The input -
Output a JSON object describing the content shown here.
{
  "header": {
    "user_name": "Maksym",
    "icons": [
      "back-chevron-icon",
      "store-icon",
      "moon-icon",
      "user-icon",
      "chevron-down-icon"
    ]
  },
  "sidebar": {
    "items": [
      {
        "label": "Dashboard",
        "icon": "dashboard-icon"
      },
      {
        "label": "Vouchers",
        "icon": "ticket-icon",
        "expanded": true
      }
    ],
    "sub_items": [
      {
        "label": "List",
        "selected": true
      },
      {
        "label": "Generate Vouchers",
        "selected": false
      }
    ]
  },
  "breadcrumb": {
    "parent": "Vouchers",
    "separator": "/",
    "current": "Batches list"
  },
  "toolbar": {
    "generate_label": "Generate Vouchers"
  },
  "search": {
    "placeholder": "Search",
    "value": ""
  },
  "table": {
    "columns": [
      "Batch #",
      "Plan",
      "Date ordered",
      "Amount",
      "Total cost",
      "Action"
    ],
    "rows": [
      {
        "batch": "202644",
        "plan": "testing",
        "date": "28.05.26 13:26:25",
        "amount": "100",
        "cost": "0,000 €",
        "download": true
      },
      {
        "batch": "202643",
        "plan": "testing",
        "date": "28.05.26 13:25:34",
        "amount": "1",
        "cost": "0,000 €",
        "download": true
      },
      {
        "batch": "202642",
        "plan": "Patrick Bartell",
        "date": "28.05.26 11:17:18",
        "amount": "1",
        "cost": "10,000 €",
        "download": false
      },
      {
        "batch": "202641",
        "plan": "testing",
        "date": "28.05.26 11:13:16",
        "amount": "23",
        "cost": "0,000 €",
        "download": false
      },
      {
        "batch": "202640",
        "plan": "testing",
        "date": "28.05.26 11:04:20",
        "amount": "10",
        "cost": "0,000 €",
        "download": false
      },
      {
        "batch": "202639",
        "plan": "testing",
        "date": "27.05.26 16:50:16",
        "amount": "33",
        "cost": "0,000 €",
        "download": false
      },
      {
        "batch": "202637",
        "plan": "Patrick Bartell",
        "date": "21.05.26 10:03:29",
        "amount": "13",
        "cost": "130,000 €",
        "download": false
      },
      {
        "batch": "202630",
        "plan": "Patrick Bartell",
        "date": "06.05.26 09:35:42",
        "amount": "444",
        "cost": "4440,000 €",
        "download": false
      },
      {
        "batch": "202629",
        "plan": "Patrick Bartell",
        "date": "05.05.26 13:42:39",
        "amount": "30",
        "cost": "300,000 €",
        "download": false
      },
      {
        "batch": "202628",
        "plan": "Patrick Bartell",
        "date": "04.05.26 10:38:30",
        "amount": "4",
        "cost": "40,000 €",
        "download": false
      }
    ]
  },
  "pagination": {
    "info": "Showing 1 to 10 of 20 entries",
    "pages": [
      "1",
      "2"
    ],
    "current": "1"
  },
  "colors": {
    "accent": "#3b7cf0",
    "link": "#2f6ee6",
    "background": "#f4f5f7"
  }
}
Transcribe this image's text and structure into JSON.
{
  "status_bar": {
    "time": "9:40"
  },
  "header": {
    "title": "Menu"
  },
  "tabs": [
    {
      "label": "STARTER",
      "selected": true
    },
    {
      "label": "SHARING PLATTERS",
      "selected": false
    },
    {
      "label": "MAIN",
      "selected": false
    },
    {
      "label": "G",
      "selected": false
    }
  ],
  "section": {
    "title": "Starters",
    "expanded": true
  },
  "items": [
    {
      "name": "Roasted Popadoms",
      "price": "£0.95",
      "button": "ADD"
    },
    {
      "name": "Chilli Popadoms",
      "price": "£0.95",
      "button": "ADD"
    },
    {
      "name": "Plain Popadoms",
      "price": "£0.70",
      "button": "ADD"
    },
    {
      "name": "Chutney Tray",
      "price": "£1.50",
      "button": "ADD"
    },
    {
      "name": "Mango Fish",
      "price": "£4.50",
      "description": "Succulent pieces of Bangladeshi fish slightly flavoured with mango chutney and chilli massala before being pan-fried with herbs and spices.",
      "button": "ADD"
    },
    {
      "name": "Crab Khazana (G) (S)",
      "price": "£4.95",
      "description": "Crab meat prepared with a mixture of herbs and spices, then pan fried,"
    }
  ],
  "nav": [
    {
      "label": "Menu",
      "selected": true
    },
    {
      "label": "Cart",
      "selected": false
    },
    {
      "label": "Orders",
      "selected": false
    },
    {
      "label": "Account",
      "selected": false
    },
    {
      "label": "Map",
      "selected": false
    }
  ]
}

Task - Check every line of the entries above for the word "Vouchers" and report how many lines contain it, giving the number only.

Result for this exercise - 4